## What you are asked to do:
Retrieve every line from the records in which the word "planning" occurs.

Dataset entries
Content starts
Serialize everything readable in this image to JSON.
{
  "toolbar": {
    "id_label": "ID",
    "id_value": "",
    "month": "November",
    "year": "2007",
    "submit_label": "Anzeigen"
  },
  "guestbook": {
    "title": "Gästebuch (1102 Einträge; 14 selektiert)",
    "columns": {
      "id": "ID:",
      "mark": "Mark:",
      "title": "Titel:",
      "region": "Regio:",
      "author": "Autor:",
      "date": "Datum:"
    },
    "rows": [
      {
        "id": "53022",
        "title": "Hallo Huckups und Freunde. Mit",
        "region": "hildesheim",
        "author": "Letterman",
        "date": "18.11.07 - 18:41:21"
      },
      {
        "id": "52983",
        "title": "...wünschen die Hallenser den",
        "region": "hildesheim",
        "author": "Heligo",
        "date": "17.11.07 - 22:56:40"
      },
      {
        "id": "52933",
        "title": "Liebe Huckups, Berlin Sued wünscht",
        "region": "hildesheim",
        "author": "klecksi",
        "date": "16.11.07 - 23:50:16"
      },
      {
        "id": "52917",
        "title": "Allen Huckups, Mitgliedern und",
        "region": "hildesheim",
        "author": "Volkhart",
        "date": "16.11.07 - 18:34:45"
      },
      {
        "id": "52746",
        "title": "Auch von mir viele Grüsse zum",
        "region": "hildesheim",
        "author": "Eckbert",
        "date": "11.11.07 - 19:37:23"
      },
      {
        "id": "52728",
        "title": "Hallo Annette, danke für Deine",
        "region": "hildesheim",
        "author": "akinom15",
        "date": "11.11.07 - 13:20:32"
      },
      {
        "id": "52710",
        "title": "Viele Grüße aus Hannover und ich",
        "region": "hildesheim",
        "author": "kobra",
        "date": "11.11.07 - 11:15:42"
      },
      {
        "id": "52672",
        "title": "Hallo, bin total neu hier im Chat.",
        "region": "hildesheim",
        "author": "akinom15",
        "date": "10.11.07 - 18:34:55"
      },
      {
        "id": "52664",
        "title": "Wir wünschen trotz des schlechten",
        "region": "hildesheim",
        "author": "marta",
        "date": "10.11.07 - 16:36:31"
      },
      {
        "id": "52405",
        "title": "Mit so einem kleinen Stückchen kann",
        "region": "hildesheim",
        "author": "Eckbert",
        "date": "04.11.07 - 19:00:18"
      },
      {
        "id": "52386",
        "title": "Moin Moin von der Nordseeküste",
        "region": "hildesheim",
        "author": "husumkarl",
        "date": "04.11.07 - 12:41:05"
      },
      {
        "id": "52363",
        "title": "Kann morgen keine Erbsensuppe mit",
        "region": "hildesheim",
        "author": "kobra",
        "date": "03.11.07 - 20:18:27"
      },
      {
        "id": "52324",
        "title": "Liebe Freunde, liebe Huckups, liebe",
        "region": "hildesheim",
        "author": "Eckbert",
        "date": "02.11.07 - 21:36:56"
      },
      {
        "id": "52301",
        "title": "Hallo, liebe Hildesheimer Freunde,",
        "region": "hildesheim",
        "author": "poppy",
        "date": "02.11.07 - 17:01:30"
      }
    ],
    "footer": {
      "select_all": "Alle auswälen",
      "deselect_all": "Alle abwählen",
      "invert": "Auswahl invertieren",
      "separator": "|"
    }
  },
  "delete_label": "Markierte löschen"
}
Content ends
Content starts
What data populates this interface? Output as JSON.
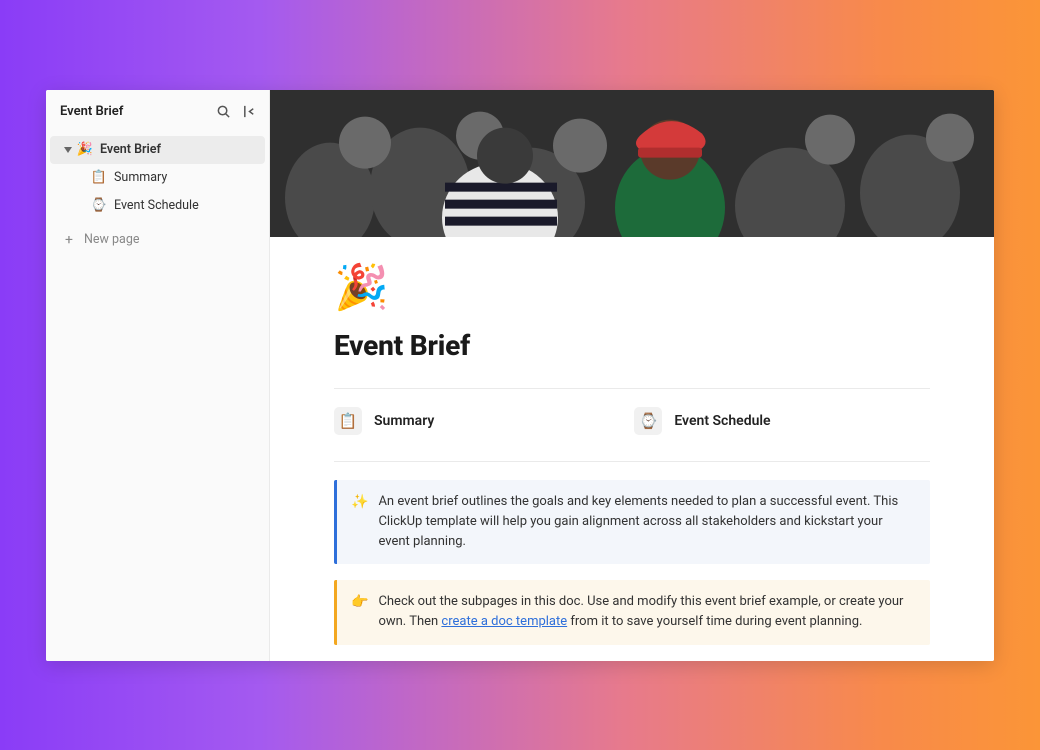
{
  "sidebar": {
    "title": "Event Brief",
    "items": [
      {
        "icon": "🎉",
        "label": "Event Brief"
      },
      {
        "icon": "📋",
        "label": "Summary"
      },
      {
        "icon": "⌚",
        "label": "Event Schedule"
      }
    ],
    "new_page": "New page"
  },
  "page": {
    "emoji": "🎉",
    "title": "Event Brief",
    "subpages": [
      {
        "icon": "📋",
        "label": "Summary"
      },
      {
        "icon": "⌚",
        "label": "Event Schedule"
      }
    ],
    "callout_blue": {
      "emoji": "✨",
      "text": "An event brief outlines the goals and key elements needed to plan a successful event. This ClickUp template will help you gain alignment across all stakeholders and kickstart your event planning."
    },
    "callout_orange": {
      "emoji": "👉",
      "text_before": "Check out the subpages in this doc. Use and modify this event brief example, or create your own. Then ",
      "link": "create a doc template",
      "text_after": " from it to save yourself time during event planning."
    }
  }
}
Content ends
## Answer to this exercise:
      "text": "An event brief outlines the goals and key elements needed to plan a successful event. This ClickUp template will help you gain alignment across all stakeholders and kickstart your event planning."
      "text_after": " from it to save yourself time during event planning."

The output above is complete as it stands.